Trends related to amount and type of coverage have been remarkably resilient and universal. They can be found in print and broadcast journalism, at different levels of athletic involvement (Olympic, college, and professional sports), and regardless of time period with respect to Title IX. In sum, sport media routinely highlight the athletic exploits of males as opposed to the physical—and sexualized—appearance of females.
A major consequence of such media coverage is to maintain women’s status as second-class citizens in one of the most powerful social, political, and economic institutions on this planet. One premise of sport media scholarship is that media play a significant role in relegating sportswomen to the sidelines because they systematically underreport and trivialize women’s athletic achievements. Scholars have investigated why these particular patterns of representation dominate media coverage—not to mention marketing techniques—surrounding women’s sports. Here is what they have found. A commonly held belief among those who cover and promote women’s sports is that the most effective way to generate fan interest is to present sportswomen in ways that reaffirm conventional notions of femininity and heterosexuality. This taken-for-granted assumption explains the desire to portray sportswomen as traditionally feminine rather than as physically powerful. It also explains why, when athletic females appear in ads as product endorsers, they often do so in sexually provocative poses.

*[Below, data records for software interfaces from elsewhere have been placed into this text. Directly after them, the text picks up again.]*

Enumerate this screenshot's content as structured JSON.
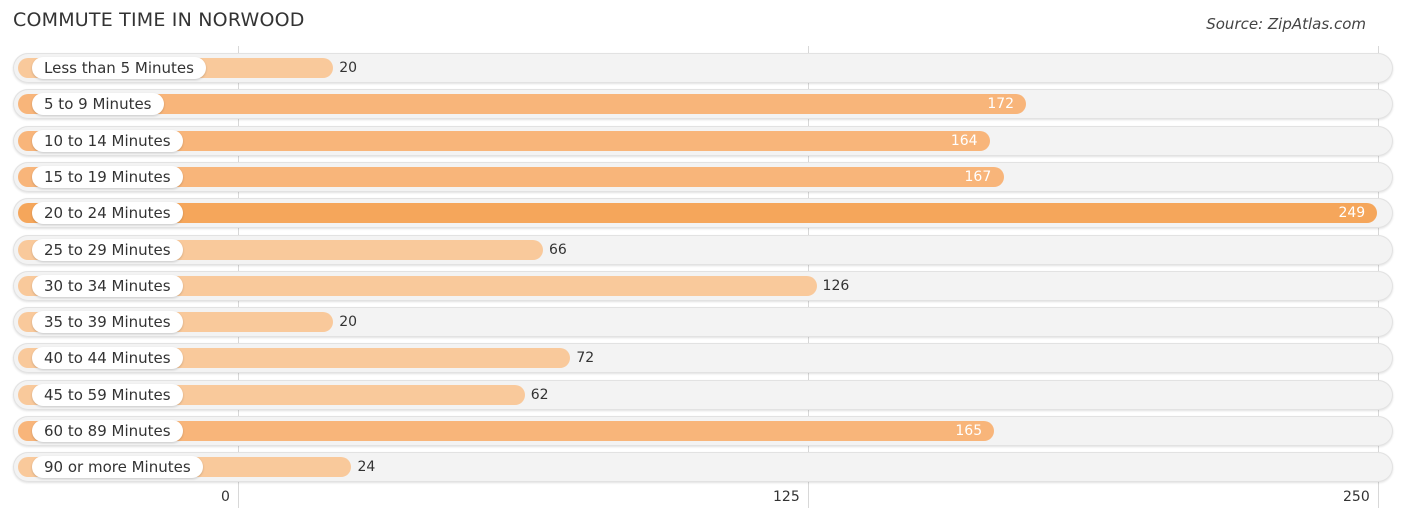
{
  "header": {
    "title": "COMMUTE TIME IN NORWOOD",
    "source": "Source: ZipAtlas.com"
  },
  "colors": {
    "bar_light": "#f9c99b",
    "bar_mid": "#f8b57a",
    "bar_max": "#f5a65b",
    "track": "#f3f3f3"
  },
  "chart_data": {
    "type": "bar",
    "orientation": "horizontal",
    "title": "COMMUTE TIME IN NORWOOD",
    "xlabel": "",
    "ylabel": "",
    "categories": [
      "Less than 5 Minutes",
      "5 to 9 Minutes",
      "10 to 14 Minutes",
      "15 to 19 Minutes",
      "20 to 24 Minutes",
      "25 to 29 Minutes",
      "30 to 34 Minutes",
      "35 to 39 Minutes",
      "40 to 44 Minutes",
      "45 to 59 Minutes",
      "60 to 89 Minutes",
      "90 or more Minutes"
    ],
    "values": [
      20,
      172,
      164,
      167,
      249,
      66,
      126,
      20,
      72,
      62,
      165,
      24
    ],
    "xlim": [
      0,
      250
    ],
    "xticks": [
      "0",
      "125",
      "250"
    ],
    "grid": true,
    "legend": "none"
  }
}
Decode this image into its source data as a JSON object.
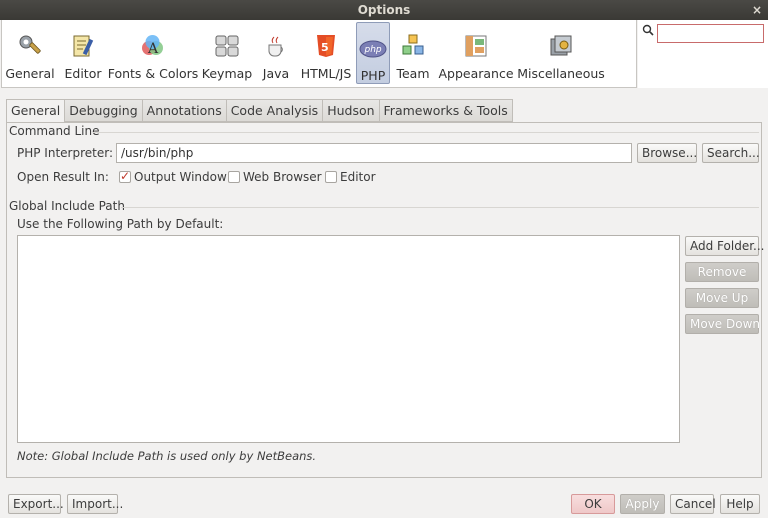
{
  "window": {
    "title": "Options",
    "close_glyph": "×"
  },
  "categories": [
    {
      "label": "General",
      "icon": "general-icon"
    },
    {
      "label": "Editor",
      "icon": "editor-icon"
    },
    {
      "label": "Fonts & Colors",
      "icon": "fonts-colors-icon"
    },
    {
      "label": "Keymap",
      "icon": "keymap-icon"
    },
    {
      "label": "Java",
      "icon": "java-icon"
    },
    {
      "label": "HTML/JS",
      "icon": "html5-icon"
    },
    {
      "label": "PHP",
      "icon": "php-icon",
      "active": true
    },
    {
      "label": "Team",
      "icon": "team-icon"
    },
    {
      "label": "Appearance",
      "icon": "appearance-icon"
    },
    {
      "label": "Miscellaneous",
      "icon": "miscellaneous-icon"
    }
  ],
  "search": {
    "value": "",
    "placeholder": ""
  },
  "tabs": [
    {
      "label": "General",
      "active": true
    },
    {
      "label": "Debugging"
    },
    {
      "label": "Annotations"
    },
    {
      "label": "Code Analysis"
    },
    {
      "label": "Hudson"
    },
    {
      "label": "Frameworks & Tools"
    }
  ],
  "command_line": {
    "section_title": "Command Line",
    "interpreter_label": "PHP Interpreter:",
    "interpreter_value": "/usr/bin/php",
    "browse_label": "Browse...",
    "search_label": "Search...",
    "open_result_label": "Open Result In:",
    "options": [
      {
        "label": "Output Window",
        "checked": true
      },
      {
        "label": "Web Browser",
        "checked": false
      },
      {
        "label": "Editor",
        "checked": false
      }
    ]
  },
  "include_path": {
    "section_title": "Global Include Path",
    "use_label": "Use the Following Path by Default:",
    "add_folder_label": "Add Folder...",
    "remove_label": "Remove",
    "move_up_label": "Move Up",
    "move_down_label": "Move Down",
    "note": "Note: Global Include Path is used only by NetBeans."
  },
  "footer": {
    "export_label": "Export...",
    "import_label": "Import...",
    "ok_label": "OK",
    "apply_label": "Apply",
    "cancel_label": "Cancel",
    "help_label": "Help"
  },
  "colors": {
    "accent_check": "#c0392b",
    "active_tab_bg": "#c3cde0",
    "search_border": "#c86b6b"
  }
}
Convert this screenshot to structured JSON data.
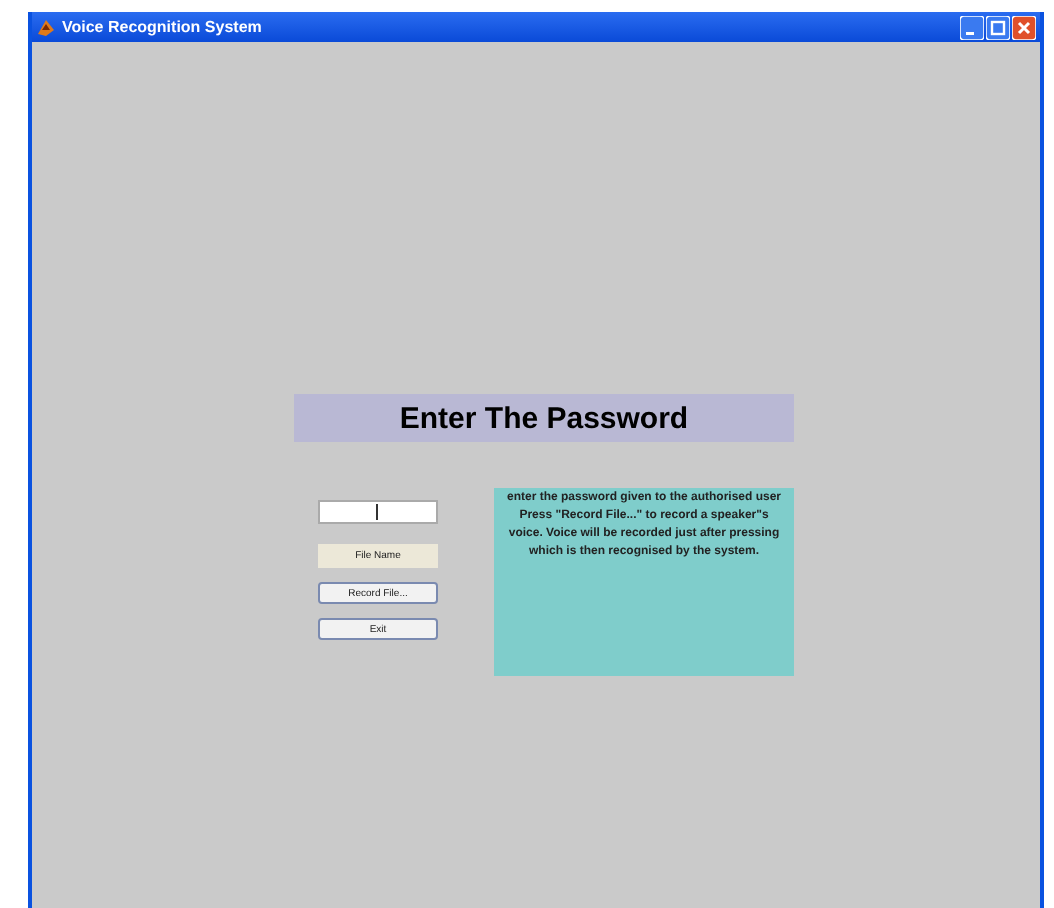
{
  "window": {
    "title": "Voice Recognition System"
  },
  "heading": "Enter The Password",
  "password_field": {
    "focused": true
  },
  "file_name_label": "File Name",
  "buttons": [
    "Record File...",
    "Exit"
  ],
  "instructions": "enter the password given to the authorised user Press  \"Record File...\" to record a speaker\"s voice.  Voice will be recorded just after pressing which is then recognised by the system."
}
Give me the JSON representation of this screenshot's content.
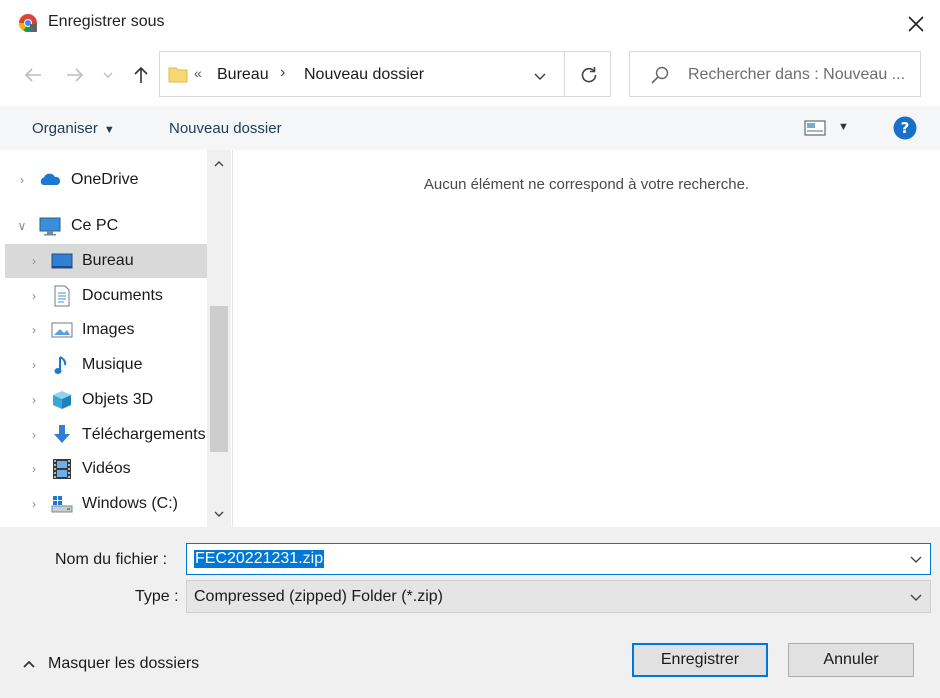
{
  "window": {
    "title": "Enregistrer sous",
    "icon": "chrome-icon",
    "close_icon": "close-icon"
  },
  "nav": {
    "back_icon": "arrow-left-icon",
    "forward_icon": "arrow-right-icon",
    "recent_icon": "chevron-down-icon",
    "up_icon": "arrow-up-icon",
    "breadcrumb_overflow": "«",
    "breadcrumbs": [
      "Bureau",
      "Nouveau dossier"
    ],
    "separator": "›",
    "refresh_icon": "refresh-icon",
    "search_placeholder": "Rechercher dans : Nouveau ..."
  },
  "toolbar": {
    "organiser_label": "Organiser",
    "new_folder_label": "Nouveau dossier",
    "view_icon": "view-options-icon",
    "help_icon": "help-icon"
  },
  "sidebar": {
    "items": [
      {
        "label": "OneDrive",
        "icon": "onedrive-icon",
        "expander": "›"
      },
      {
        "label": "Ce PC",
        "icon": "computer-icon",
        "expander": "∨"
      },
      {
        "label": "Bureau",
        "icon": "desktop-icon",
        "expander": "›"
      },
      {
        "label": "Documents",
        "icon": "documents-icon",
        "expander": "›"
      },
      {
        "label": "Images",
        "icon": "pictures-icon",
        "expander": "›"
      },
      {
        "label": "Musique",
        "icon": "music-icon",
        "expander": "›"
      },
      {
        "label": "Objets 3D",
        "icon": "objects-3d-icon",
        "expander": "›"
      },
      {
        "label": "Téléchargements",
        "icon": "downloads-icon",
        "expander": "›"
      },
      {
        "label": "Vidéos",
        "icon": "videos-icon",
        "expander": "›"
      },
      {
        "label": "Windows (C:)",
        "icon": "drive-icon",
        "expander": "›"
      }
    ],
    "selected": "Bureau"
  },
  "content": {
    "empty_message": "Aucun élément ne correspond à votre recherche."
  },
  "form": {
    "filename_label": "Nom du fichier :",
    "filename_value": "FEC20221231.zip",
    "type_label": "Type :",
    "type_value": "Compressed (zipped) Folder (*.zip)"
  },
  "footer": {
    "hide_folders_label": "Masquer les dossiers",
    "save_label": "Enregistrer",
    "cancel_label": "Annuler"
  },
  "colors": {
    "accent": "#0078d7",
    "selection": "#d9d9d9",
    "folder": "#f8d775"
  }
}
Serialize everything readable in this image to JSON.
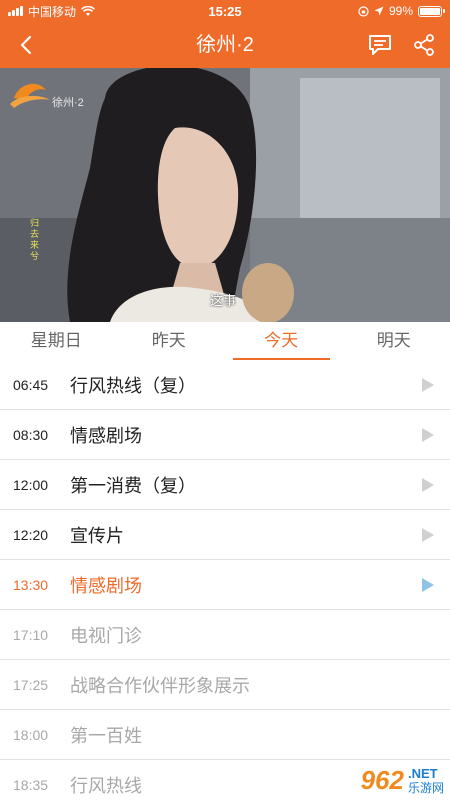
{
  "status_bar": {
    "carrier": "中国移动",
    "time": "15:25",
    "battery_text": "99%",
    "battery_level": 0.99
  },
  "nav": {
    "title": "徐州·2",
    "icons": [
      "back-chevron-icon",
      "comment-icon",
      "share-icon"
    ]
  },
  "video": {
    "channel_logo": "徐州·2",
    "vertical_caption": "归去来兮",
    "subtitle": "这事"
  },
  "tabs": [
    {
      "label": "星期日",
      "active": false
    },
    {
      "label": "昨天",
      "active": false
    },
    {
      "label": "今天",
      "active": true
    },
    {
      "label": "明天",
      "active": false
    }
  ],
  "schedule": [
    {
      "time": "06:45",
      "title": "行风热线（复）",
      "state": "past"
    },
    {
      "time": "08:30",
      "title": "情感剧场",
      "state": "past"
    },
    {
      "time": "12:00",
      "title": "第一消费（复）",
      "state": "past"
    },
    {
      "time": "12:20",
      "title": "宣传片",
      "state": "past"
    },
    {
      "time": "13:30",
      "title": "情感剧场",
      "state": "current"
    },
    {
      "time": "17:10",
      "title": "电视门诊",
      "state": "future"
    },
    {
      "time": "17:25",
      "title": "战略合作伙伴形象展示",
      "state": "future"
    },
    {
      "time": "18:00",
      "title": "第一百姓",
      "state": "future"
    },
    {
      "time": "18:35",
      "title": "行风热线",
      "state": "future"
    }
  ],
  "watermark": {
    "logo": "962",
    "site": ".NET",
    "name": "乐游网"
  },
  "colors": {
    "accent": "#ef6b2a",
    "current_play": "#8fc3e6",
    "future_text": "#a8a8a8"
  }
}
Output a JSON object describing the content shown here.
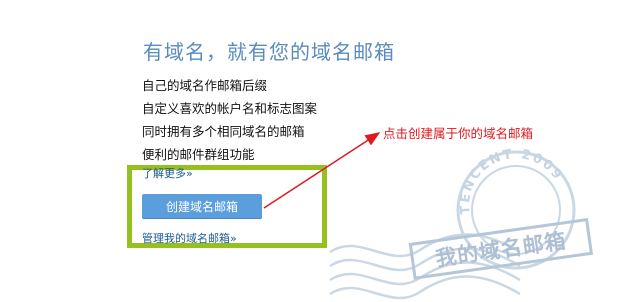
{
  "headline": "有域名，就有您的域名邮箱",
  "features": [
    "自己的域名作邮箱后缀",
    "自定义喜欢的帐户名和标志图案",
    "同时拥有多个相同域名的邮箱",
    "便利的邮件群组功能"
  ],
  "links": {
    "learn_more": "了解更多»",
    "manage": "管理我的域名邮箱»"
  },
  "buttons": {
    "create": "创建域名邮箱"
  },
  "annotation": {
    "text": "点击创建属于你的域名邮箱",
    "color": "#e0191f"
  },
  "stamp": {
    "ring_text": "TENCENT 2009",
    "label": "我的域名邮箱"
  },
  "colors": {
    "highlight_border": "#95c11f",
    "button_bg": "#5b9edc",
    "link": "#1b5a96",
    "headline": "#5a8bbd",
    "stamp": "#b8c8da"
  }
}
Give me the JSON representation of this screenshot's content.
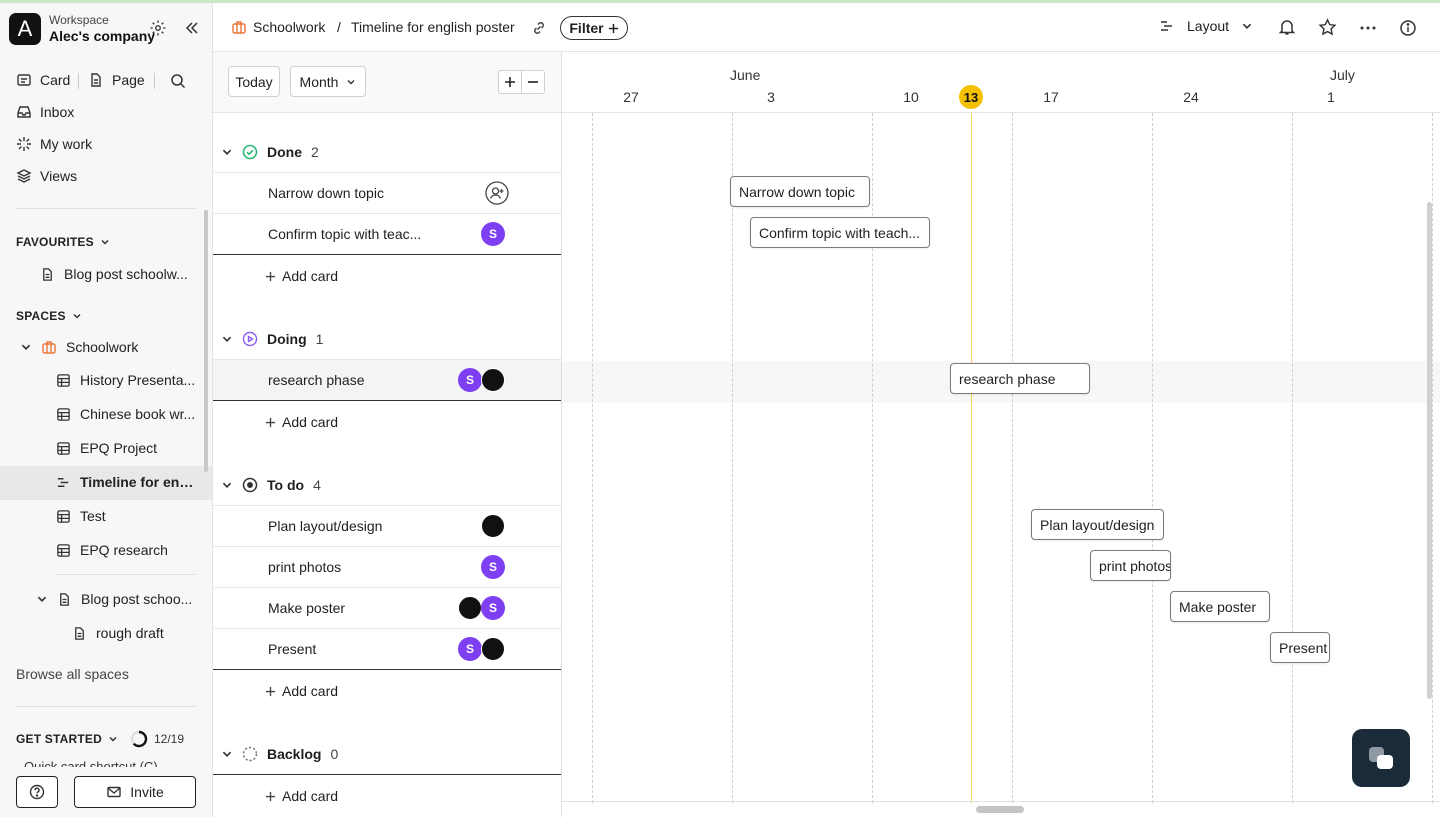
{
  "workspace": {
    "label": "Workspace",
    "name": "Alec's company",
    "logo_letter": "A"
  },
  "sidebar": {
    "top_actions": {
      "card": "Card",
      "page": "Page"
    },
    "nav": [
      {
        "label": "Inbox",
        "icon": "inbox-icon"
      },
      {
        "label": "My work",
        "icon": "sparkle-icon"
      },
      {
        "label": "Views",
        "icon": "layers-icon"
      }
    ],
    "favourites_title": "FAVOURITES",
    "favourites": [
      {
        "label": "Blog post schoolw..."
      }
    ],
    "spaces_title": "SPACES",
    "space": {
      "label": "Schoolwork"
    },
    "space_items": [
      {
        "label": "History Presenta...",
        "icon": "table-icon"
      },
      {
        "label": "Chinese book wr...",
        "icon": "table-icon"
      },
      {
        "label": "EPQ Project",
        "icon": "table-icon"
      },
      {
        "label": "Timeline for eng...",
        "icon": "timeline-icon",
        "active": true
      },
      {
        "label": "Test",
        "icon": "table-icon"
      },
      {
        "label": "EPQ research",
        "icon": "table-icon"
      }
    ],
    "blog_item": {
      "label": "Blog post schoo..."
    },
    "blog_child": {
      "label": "rough draft"
    },
    "browse_all": "Browse all spaces",
    "get_started": {
      "title": "GET STARTED",
      "progress_text": "12/19",
      "progress_value": 0.63
    },
    "quick_card": "Quick card shortcut (C)",
    "invite": "Invite"
  },
  "header": {
    "breadcrumb_space": "Schoolwork",
    "breadcrumb_sep": "/",
    "breadcrumb_page": "Timeline for english poster",
    "filter": "Filter",
    "layout": "Layout"
  },
  "toolbar": {
    "today": "Today",
    "range": "Month"
  },
  "groups": [
    {
      "name": "Done",
      "count": "2",
      "icon": "check-circle-icon",
      "cards": [
        {
          "title": "Narrow down topic",
          "assignees": []
        },
        {
          "title": "Confirm topic with teac...",
          "assignees": [
            "S"
          ]
        }
      ]
    },
    {
      "name": "Doing",
      "count": "1",
      "icon": "play-circle-icon",
      "cards": [
        {
          "title": "research phase",
          "assignees": [
            "S",
            ""
          ]
        }
      ]
    },
    {
      "name": "To do",
      "count": "4",
      "icon": "target-icon",
      "cards": [
        {
          "title": "Plan layout/design",
          "assignees": [
            ""
          ]
        },
        {
          "title": "print photos",
          "assignees": [
            "S"
          ]
        },
        {
          "title": "Make poster",
          "assignees": [
            "",
            "S"
          ]
        },
        {
          "title": "Present",
          "assignees": [
            "S",
            ""
          ]
        }
      ]
    },
    {
      "name": "Backlog",
      "count": "0",
      "icon": "dashed-circle-icon",
      "cards": []
    }
  ],
  "add_card": "Add card",
  "timeline": {
    "months": [
      {
        "label": "June"
      },
      {
        "label": "July"
      }
    ],
    "days": [
      "27",
      "3",
      "10",
      "13",
      "17",
      "24",
      "1"
    ],
    "today": "13",
    "bars": [
      {
        "title": "Narrow down topic"
      },
      {
        "title": "Confirm topic with teach..."
      },
      {
        "title": "research phase"
      },
      {
        "title": "Plan layout/design"
      },
      {
        "title": "print photos"
      },
      {
        "title": "Make poster"
      },
      {
        "title": "Present"
      }
    ]
  },
  "colors": {
    "accent_today": "#f5c000",
    "avatar_purple": "#7e3ff2",
    "done_green": "#2bb673",
    "doing_purple": "#8b5cf6",
    "space_orange": "#e8743b"
  }
}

In spite of such deep-seated beliefs and practices, there is virtually no research to support the effectiveness of such a “sex sells” approach to the coverage and promotion of women’s sports. Into this void stepped a ground-breaking study by Tucker Center Director Mary Jo Kane. She and her colleague, Dr. Heather Maxwell, examined the widely-held notion that “sex sells” women’s sports. Key findings from this study, along with a broader critique of how (and why) sportswomen are represented in both image and narrative form, can be found in The Nation’s special issue.